    auto multiplier = case_0 * Constant1 + !case_0 * Constant2;
    Value2 += multiplier * Term0;
    Of course, there are multiple ways of expressing the above, but this is just an idea (note that based on the type of datum that you are playing it you might need to cast case_0). Hope this helps!

    • Marked as answer by LKeene Monday, November 24, 2014 2:24 AM
    Friday, November 14, 2014 3:10 PM

All replies

  • Hello LKeene - interesting question. I presume that row and col vary per lane (thread), so basically each element that you're running it over would have different coordinates. Assuming that is true, we have to consider a few things:

    a) you're branching based on a value that comes straight from main memory - for something like GPUs this is the most expensive type of branching;

    b) it's possible that the values in DataBuffer are not very coherent, so the probability of all elements choosing the same branch is not necessarily high;

    c) that being said, you only have two symmetrical cases, so even in the presence of notable incoherency the worst case you take (conceptually) two cycles as opposed to one (one per branch).

    Considering this particular use case, you can re-cast it to be branch free in the following way:

    bool case_0 = DataBuffer(row, column) > SomeThreshold;
    auto multiplier = case_0 * Constant1 + !case_0 * Constant2;
    Value2 += multiplier * Term0;
    Of course, there are multiple ways of expressing the above, but this is just an idea (note that based on the type of datum that you are playing it you might need to cast case_0). Hope this helps!

    • Marked as answer by LKeene Monday, November 24, 2014 2:24 AM
    Friday, November 14, 2014 3:10 PM
  • Thanks for that helpful reply Alex!

    -L

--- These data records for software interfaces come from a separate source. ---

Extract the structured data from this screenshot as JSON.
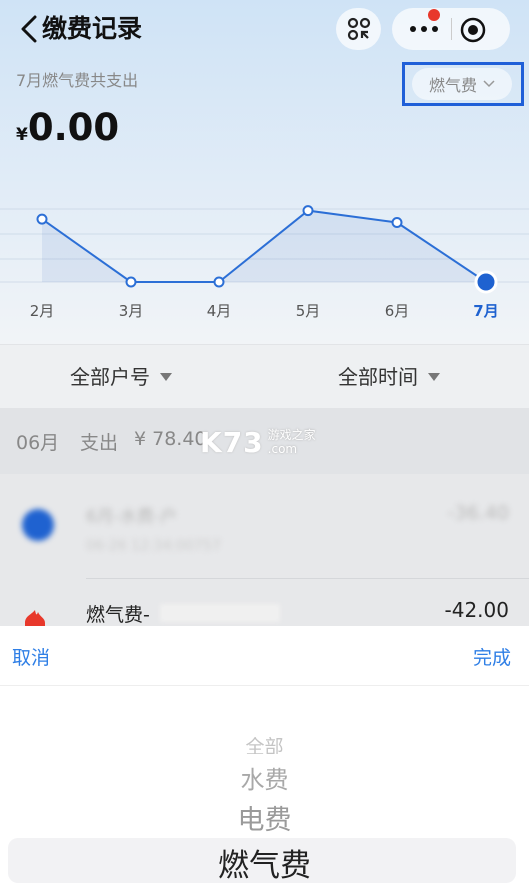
{
  "header": {
    "title": "缴费记录"
  },
  "summary": {
    "label": "7月燃气费共支出",
    "currency": "¥",
    "amount": "0.00",
    "filter": "燃气费"
  },
  "chart_data": {
    "type": "line",
    "categories": [
      "2月",
      "3月",
      "4月",
      "5月",
      "6月",
      "7月"
    ],
    "values": [
      37,
      0,
      0,
      42,
      35,
      0
    ],
    "highlighted_index": 5,
    "ylim": [
      0,
      60
    ],
    "grid": true,
    "line_color": "#2c6fd6",
    "highlight_color": "#1f62d0"
  },
  "selectors": {
    "account": "全部户号",
    "time": "全部时间"
  },
  "month_group": {
    "month": "06月",
    "type": "支出",
    "amount": "¥ 78.40"
  },
  "watermark": {
    "main": "K73",
    "line1": "游戏之家",
    "line2": ".com"
  },
  "records": [
    {
      "title": "6月-水费-户",
      "subtitle": "06-26 12:34:00757",
      "amount": "-36.40",
      "icon": "water-icon",
      "color": "#1f62d0"
    },
    {
      "title": "燃气费-",
      "amount": "-42.00",
      "icon": "flame-icon",
      "color": "#e8382b"
    }
  ],
  "picker": {
    "cancel": "取消",
    "done": "完成",
    "options": [
      "全部",
      "水费",
      "电费",
      "燃气费"
    ]
  },
  "colors": {
    "accent": "#2f7fe6",
    "highlight_box": "#1f5fd8"
  }
}
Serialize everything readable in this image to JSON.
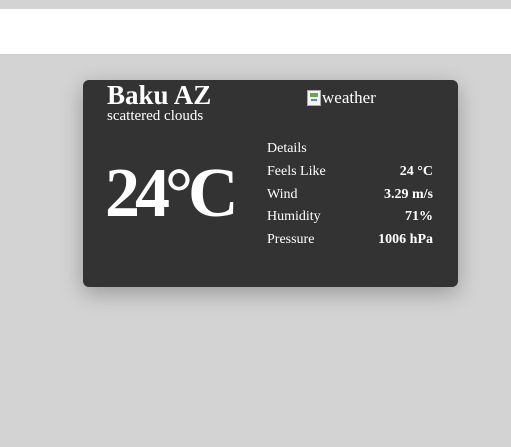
{
  "card": {
    "city": "Baku AZ",
    "description": "scattered clouds",
    "image_alt": "weather",
    "temperature": "24°C",
    "details_title": "Details",
    "details": [
      {
        "label": "Feels Like",
        "value": "24 °C"
      },
      {
        "label": "Wind",
        "value": "3.29 m/s"
      },
      {
        "label": "Humidity",
        "value": "71%"
      },
      {
        "label": "Pressure",
        "value": "1006 hPa"
      }
    ]
  },
  "colors": {
    "page_background": "#d3d3d3",
    "top_bar": "#ffffff",
    "card_background": "#333333",
    "card_text": "#ffffff"
  }
}
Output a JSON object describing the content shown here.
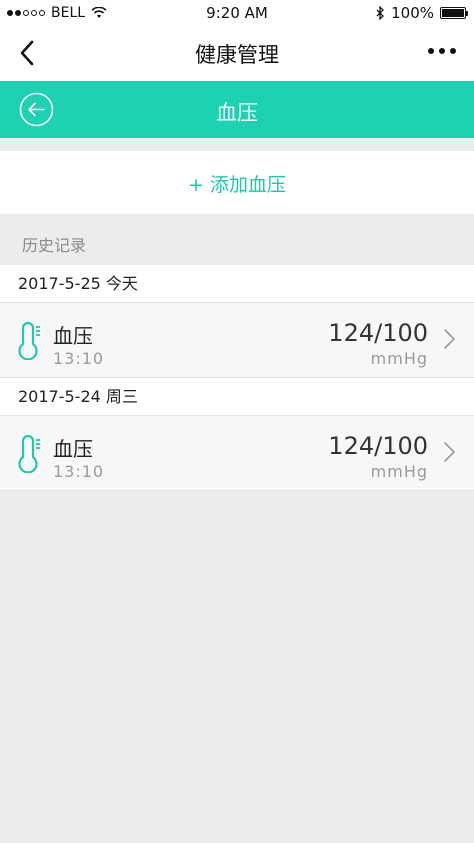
{
  "status_bar": {
    "carrier": "BELL",
    "time": "9:20 AM",
    "battery": "100%"
  },
  "nav": {
    "title": "健康管理"
  },
  "header": {
    "title": "血压"
  },
  "add_button": {
    "label": "+ 添加血压"
  },
  "history": {
    "label": "历史记录",
    "groups": [
      {
        "date": "2017-5-25 今天",
        "records": [
          {
            "name": "血压",
            "time": "13:10",
            "value": "124/100",
            "unit": "mmHg"
          }
        ]
      },
      {
        "date": "2017-5-24 周三",
        "records": [
          {
            "name": "血压",
            "time": "13:10",
            "value": "124/100",
            "unit": "mmHg"
          }
        ]
      }
    ]
  },
  "colors": {
    "accent": "#1dd2b0",
    "background": "#ececec"
  },
  "icons": {
    "back": "chevron-left-icon",
    "more": "more-dots-icon",
    "header_back": "circle-arrow-left-icon",
    "record": "thermometer-icon",
    "record_chevron": "chevron-right-icon"
  }
}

    Friday, November 14, 2014 5:02 PM
  • I'm certainly not a C++ AMP expert, but I think using the clamp() function would do the trick without any branching. See http://msdn.microsoft.com/en-us/library/hh308289.aspx for a description of this function.
    Wednesday, December 3, 2014 10:10 PM